As Scotland voted 62/38 to remain in the EU, even as the UK voted 52/48 to leave, it is not hard to understand why the SNP sees an opening to reverse the result of the 2014 vote on independence. The Scots will be taken out of the EU against the will of the majority. The SNP believes that Brexit gives it the opportunity to win this time around. Perhaps it does. But it also becoming clear that the ‘never-endum’ campaign is hammering the Scottish economy.

In fact, Scotland is starting to perform significantly worse than the UK as a whole. In the latest quarter it grew by only 0.2 percent, compared with 0.6 percent for the UK. The employment rate is now declining.

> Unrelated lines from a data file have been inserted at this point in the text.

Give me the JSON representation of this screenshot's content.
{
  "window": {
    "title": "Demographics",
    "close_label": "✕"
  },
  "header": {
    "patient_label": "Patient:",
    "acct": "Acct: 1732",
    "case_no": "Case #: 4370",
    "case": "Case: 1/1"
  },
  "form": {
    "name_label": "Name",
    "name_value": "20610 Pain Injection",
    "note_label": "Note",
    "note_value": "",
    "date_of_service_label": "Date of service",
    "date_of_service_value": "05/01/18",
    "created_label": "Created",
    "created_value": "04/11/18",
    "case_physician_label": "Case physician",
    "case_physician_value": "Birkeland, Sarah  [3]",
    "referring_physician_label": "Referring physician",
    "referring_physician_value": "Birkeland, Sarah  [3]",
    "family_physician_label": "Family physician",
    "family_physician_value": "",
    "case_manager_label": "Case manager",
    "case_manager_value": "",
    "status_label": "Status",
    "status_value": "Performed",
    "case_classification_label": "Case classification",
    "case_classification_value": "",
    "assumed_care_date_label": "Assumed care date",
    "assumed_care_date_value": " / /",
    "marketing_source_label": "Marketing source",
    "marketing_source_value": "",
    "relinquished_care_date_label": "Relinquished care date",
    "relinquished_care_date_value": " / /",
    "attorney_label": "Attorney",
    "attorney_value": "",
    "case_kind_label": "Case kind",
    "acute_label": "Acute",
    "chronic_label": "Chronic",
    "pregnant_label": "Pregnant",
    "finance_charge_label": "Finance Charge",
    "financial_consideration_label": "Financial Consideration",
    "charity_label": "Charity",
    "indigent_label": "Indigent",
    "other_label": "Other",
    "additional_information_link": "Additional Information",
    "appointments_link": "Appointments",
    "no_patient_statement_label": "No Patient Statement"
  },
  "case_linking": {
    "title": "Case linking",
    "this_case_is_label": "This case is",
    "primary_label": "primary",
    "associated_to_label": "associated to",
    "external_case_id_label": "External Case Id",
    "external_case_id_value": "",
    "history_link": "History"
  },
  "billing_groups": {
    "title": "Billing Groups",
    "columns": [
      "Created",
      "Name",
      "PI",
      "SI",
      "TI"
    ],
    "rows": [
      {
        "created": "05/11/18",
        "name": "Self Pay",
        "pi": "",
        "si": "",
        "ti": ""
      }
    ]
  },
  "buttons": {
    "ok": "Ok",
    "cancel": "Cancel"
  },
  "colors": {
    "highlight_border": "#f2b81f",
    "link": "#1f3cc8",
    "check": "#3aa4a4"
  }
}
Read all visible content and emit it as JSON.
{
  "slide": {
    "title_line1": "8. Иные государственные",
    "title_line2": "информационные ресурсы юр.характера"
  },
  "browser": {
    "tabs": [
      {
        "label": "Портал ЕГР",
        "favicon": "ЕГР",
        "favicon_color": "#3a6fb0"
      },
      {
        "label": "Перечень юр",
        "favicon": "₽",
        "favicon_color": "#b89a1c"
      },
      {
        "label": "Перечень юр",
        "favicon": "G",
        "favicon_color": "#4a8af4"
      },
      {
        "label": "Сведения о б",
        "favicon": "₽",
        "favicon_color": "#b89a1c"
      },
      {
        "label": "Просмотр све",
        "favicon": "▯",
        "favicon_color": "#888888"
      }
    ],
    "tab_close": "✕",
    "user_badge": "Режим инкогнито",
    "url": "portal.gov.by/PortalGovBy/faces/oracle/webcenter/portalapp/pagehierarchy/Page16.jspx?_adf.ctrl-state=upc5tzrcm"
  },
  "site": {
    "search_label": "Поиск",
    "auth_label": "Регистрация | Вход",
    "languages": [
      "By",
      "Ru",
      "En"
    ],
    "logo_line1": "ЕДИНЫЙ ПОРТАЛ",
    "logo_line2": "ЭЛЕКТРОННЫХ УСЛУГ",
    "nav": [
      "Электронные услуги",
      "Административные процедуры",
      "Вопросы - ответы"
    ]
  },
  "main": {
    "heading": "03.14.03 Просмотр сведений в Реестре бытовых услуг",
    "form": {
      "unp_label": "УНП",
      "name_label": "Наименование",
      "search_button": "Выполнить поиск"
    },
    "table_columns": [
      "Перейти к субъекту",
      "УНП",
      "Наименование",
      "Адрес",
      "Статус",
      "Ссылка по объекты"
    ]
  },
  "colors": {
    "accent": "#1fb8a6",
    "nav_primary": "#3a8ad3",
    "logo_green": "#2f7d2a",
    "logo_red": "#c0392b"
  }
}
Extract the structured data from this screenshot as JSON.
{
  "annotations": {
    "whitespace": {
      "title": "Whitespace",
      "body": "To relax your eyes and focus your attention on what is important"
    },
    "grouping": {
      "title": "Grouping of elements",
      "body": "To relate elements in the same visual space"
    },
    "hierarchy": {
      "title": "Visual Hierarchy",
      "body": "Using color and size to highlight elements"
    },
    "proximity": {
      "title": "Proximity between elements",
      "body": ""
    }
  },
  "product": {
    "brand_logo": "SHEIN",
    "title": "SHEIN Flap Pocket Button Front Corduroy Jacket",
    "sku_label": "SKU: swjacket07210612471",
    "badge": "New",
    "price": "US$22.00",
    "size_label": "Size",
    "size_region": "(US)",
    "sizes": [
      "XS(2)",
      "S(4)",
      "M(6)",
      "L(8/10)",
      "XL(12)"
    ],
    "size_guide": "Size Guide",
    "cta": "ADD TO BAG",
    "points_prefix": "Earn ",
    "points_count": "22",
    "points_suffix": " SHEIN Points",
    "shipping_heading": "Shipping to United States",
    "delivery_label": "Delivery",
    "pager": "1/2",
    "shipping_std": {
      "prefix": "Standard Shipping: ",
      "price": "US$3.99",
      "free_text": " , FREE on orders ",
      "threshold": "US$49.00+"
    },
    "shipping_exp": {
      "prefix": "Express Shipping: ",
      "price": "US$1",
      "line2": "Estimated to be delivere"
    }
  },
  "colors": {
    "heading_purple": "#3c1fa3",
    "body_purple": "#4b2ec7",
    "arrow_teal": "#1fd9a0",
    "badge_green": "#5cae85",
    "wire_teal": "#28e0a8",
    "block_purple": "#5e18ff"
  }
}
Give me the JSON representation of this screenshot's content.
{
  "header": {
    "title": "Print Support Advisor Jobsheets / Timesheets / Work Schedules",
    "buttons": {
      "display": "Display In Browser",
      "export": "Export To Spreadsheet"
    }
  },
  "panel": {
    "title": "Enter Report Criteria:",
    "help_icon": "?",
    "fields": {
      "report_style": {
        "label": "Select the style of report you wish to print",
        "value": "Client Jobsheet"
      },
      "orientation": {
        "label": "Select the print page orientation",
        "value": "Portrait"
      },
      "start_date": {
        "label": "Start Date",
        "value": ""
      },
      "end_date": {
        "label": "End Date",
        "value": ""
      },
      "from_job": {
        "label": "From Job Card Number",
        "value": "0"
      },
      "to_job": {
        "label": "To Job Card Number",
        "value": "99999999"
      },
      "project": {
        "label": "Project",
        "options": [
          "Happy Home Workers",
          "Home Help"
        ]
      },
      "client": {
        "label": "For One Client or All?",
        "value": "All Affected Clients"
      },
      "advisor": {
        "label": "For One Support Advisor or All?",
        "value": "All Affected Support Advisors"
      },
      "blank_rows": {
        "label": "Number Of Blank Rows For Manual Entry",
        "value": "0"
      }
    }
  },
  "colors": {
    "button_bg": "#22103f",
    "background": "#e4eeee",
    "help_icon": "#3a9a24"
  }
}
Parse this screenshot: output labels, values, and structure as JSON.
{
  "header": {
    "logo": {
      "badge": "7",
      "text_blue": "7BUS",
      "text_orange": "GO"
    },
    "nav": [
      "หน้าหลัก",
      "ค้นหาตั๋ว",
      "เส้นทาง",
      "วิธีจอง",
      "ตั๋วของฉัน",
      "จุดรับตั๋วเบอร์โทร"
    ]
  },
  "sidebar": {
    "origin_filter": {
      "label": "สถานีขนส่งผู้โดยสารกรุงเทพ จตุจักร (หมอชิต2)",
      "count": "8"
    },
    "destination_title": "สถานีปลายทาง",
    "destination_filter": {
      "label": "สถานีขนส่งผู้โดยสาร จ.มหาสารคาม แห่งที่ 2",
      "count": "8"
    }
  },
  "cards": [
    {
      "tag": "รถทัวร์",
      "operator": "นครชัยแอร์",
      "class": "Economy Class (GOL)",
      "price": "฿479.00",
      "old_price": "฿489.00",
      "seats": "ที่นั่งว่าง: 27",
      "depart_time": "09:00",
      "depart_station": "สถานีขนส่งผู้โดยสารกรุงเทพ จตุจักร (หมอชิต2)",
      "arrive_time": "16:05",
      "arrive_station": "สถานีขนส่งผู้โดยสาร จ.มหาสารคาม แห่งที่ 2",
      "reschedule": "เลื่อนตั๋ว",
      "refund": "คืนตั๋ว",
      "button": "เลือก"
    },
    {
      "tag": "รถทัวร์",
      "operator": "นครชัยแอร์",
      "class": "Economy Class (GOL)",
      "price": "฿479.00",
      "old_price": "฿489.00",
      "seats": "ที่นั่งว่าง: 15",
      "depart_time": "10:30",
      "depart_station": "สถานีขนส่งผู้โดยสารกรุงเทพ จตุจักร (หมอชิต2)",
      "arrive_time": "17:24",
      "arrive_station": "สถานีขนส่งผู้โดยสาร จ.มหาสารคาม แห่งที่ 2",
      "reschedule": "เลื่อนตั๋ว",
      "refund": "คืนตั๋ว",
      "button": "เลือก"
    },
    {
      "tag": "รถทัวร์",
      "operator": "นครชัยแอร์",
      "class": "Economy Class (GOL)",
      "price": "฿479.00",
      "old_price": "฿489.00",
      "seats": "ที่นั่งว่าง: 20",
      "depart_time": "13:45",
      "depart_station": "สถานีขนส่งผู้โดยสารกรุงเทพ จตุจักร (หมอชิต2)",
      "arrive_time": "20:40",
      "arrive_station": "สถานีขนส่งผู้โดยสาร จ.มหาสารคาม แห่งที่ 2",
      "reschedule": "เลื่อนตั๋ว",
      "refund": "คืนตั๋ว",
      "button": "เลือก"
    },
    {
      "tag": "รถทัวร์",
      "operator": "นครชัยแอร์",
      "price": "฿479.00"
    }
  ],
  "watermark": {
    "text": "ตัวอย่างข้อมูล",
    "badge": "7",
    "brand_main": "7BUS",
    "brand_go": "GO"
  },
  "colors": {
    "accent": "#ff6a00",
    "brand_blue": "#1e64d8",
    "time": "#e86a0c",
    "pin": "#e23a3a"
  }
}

In the three months to November it dropped by 0.5 percent, and is now well below the rate for the UK. House prices are rising more slowly than England or Wales – 3.5 percent compared to 7.2 percent for England. Perhaps most seriously of all, the rate of company formation in Scotland is way below the overall rate for the UK – very few new businesses are being created.

In the last year, it has become obvious that the Scottish economy, which was always perfectly prosperous compared to anywhere apart from London, is now doing a lot worse than the British one. It is not hard to figure out the reason. The SNP has created a vast amount of political uncertainty.

It is campaigning for a second referendum on independence, only a few years after the last one. And it is campaigning to either remain inside or go back into the EU, even though Europe accounts for only around 18 percent of its trade, compared with 50 percent for the UK.

Britain is going through a big change with Brexit. But at least the direction of travel is clear. We are coming out of the single market and probably out of the customs union as well. That will cause some disruption – and yet against that, companies know what is coming down the line, and can make plans accordingly.

Any business in Scotland, by contrast, no longer has any idea whether it will be in the UK, the EU, the single market, or the customs union. It doesn’t even know what currency it will use in a couple of years time. Why would anyone want to invest in a climate like that? The answer is, they don’t.

Nothing will stop Sturgeon campaign for independence, or seizing any opportunity for another vote. But as its economy declines, the SNP’s political recklessness looks more and more cavalier. And if it ever does achieve its aim, it may find itself in charge of a very poor country.